» **Prompt**: Could you write out every record below exactly, leaving the pictures out?

----

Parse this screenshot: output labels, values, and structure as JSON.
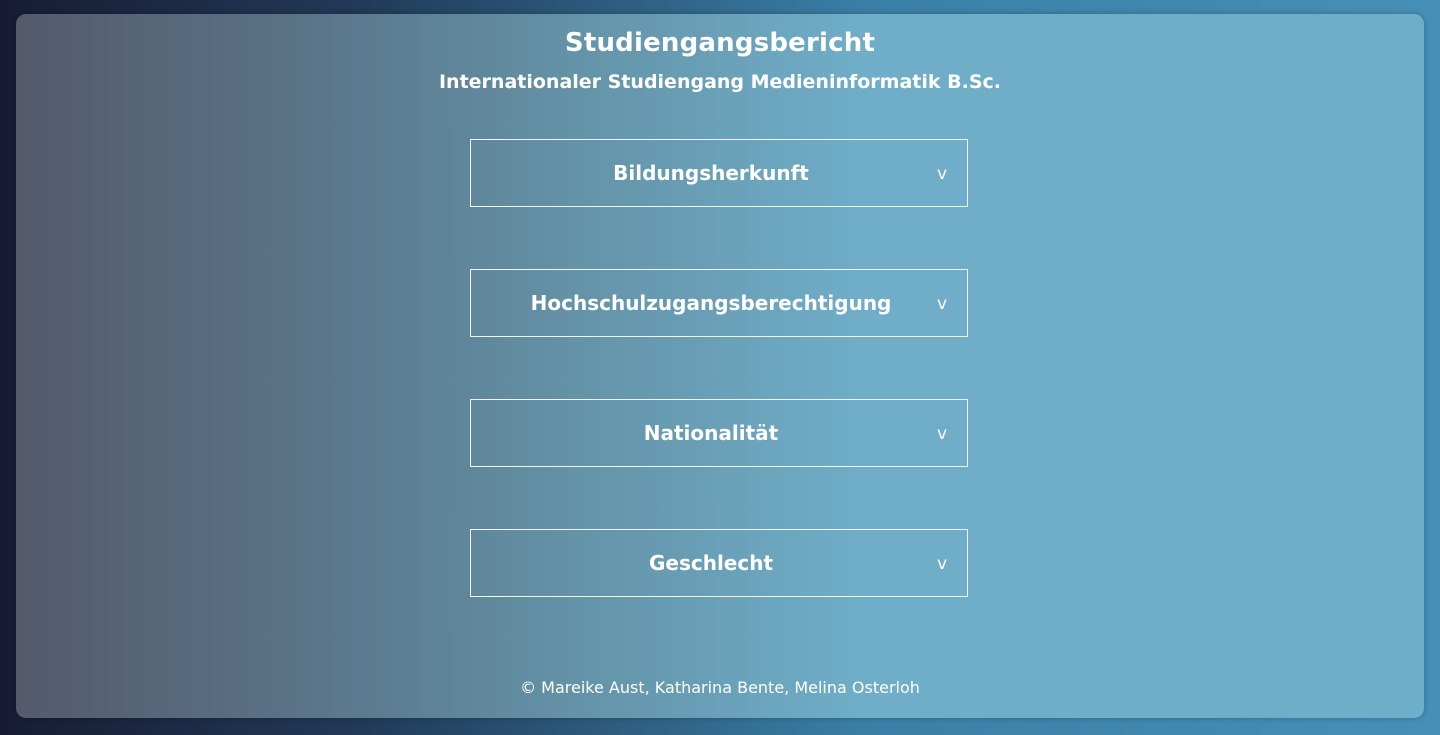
{
  "header": {
    "title": "Studiengangsbericht",
    "subtitle": "Internationaler Studiengang Medieninformatik B.Sc."
  },
  "sections": [
    {
      "label": "Bildungsherkunft",
      "icon": "chevron-down-icon",
      "glyph": "v"
    },
    {
      "label": "Hochschulzugangsberechtigung",
      "icon": "chevron-down-icon",
      "glyph": "v"
    },
    {
      "label": "Nationalität",
      "icon": "chevron-down-icon",
      "glyph": "v"
    },
    {
      "label": "Geschlecht",
      "icon": "chevron-down-icon",
      "glyph": "v"
    }
  ],
  "footer": {
    "text": "© Mareike Aust, Katharina Bente, Melina Osterloh"
  },
  "colors": {
    "text": "#ffffff",
    "border": "#eef4f8",
    "gradient_left": "#545a6c",
    "gradient_right": "#6faec9"
  }
}
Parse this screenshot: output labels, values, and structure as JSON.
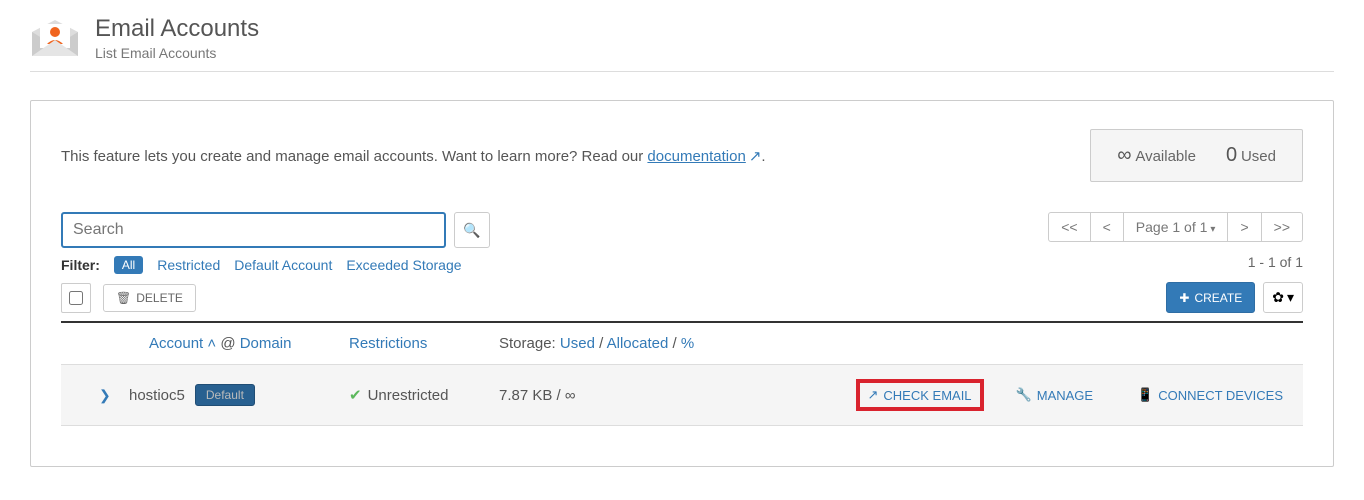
{
  "header": {
    "title": "Email Accounts",
    "subtitle": "List Email Accounts"
  },
  "desc": {
    "text1": "This feature lets you create and manage email accounts. Want to learn more? Read our ",
    "link": "documentation",
    "text2": "."
  },
  "stats": {
    "available_sym": "∞",
    "available_label": "Available",
    "used_val": "0",
    "used_label": "Used"
  },
  "search": {
    "placeholder": "Search"
  },
  "pagination": {
    "first": "<<",
    "prev": "<",
    "page_label": "Page 1 of 1",
    "next": ">",
    "last": ">>"
  },
  "filter": {
    "label": "Filter:",
    "all": "All",
    "restricted": "Restricted",
    "default": "Default Account",
    "exceeded": "Exceeded Storage"
  },
  "count": "1 - 1 of 1",
  "buttons": {
    "delete": "DELETE",
    "create": "CREATE"
  },
  "table": {
    "headers": {
      "account": "Account",
      "at": "@",
      "domain": "Domain",
      "restrictions": "Restrictions",
      "storage": "Storage:",
      "used": "Used",
      "allocated": "Allocated",
      "percent": "%"
    },
    "row": {
      "account": "hostioc5",
      "default_badge": "Default",
      "restriction": "Unrestricted",
      "storage": "7.87 KB / ∞",
      "check_email": "CHECK EMAIL",
      "manage": "MANAGE",
      "connect": "CONNECT DEVICES"
    }
  }
}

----

» **Exercise answer**:
Parse this screenshot: output labels, values, and structure as JSON.
{
  "header": {
    "title": "Studiengangsbericht",
    "subtitle": "Internationaler Studiengang Medieninformatik B.Sc."
  },
  "sections": [
    {
      "label": "Bildungsherkunft",
      "icon": "chevron-down-icon",
      "glyph": "v"
    },
    {
      "label": "Hochschulzugangsberechtigung",
      "icon": "chevron-down-icon",
      "glyph": "v"
    },
    {
      "label": "Nationalität",
      "icon": "chevron-down-icon",
      "glyph": "v"
    },
    {
      "label": "Geschlecht",
      "icon": "chevron-down-icon",
      "glyph": "v"
    }
  ],
  "footer": {
    "text": "© Mareike Aust, Katharina Bente, Melina Osterloh"
  },
  "colors": {
    "text": "#ffffff",
    "border": "#eef4f8",
    "gradient_left": "#545a6c",
    "gradient_right": "#6faec9"
  }
}
Parse this screenshot: output labels, values, and structure as JSON.
{
  "header": {
    "title": "Email Accounts",
    "subtitle": "List Email Accounts"
  },
  "desc": {
    "text1": "This feature lets you create and manage email accounts. Want to learn more? Read our ",
    "link": "documentation",
    "text2": "."
  },
  "stats": {
    "available_sym": "∞",
    "available_label": "Available",
    "used_val": "0",
    "used_label": "Used"
  },
  "search": {
    "placeholder": "Search"
  },
  "pagination": {
    "first": "<<",
    "prev": "<",
    "page_label": "Page 1 of 1",
    "next": ">",
    "last": ">>"
  },
  "filter": {
    "label": "Filter:",
    "all": "All",
    "restricted": "Restricted",
    "default": "Default Account",
    "exceeded": "Exceeded Storage"
  },
  "count": "1 - 1 of 1",
  "buttons": {
    "delete": "DELETE",
    "create": "CREATE"
  },
  "table": {
    "headers": {
      "account": "Account",
      "at": "@",
      "domain": "Domain",
      "restrictions": "Restrictions",
      "storage": "Storage:",
      "used": "Used",
      "allocated": "Allocated",
      "percent": "%"
    },
    "row": {
      "account": "hostioc5",
      "default_badge": "Default",
      "restriction": "Unrestricted",
      "storage": "7.87 KB / ∞",
      "check_email": "CHECK EMAIL",
      "manage": "MANAGE",
      "connect": "CONNECT DEVICES"
    }
  }
}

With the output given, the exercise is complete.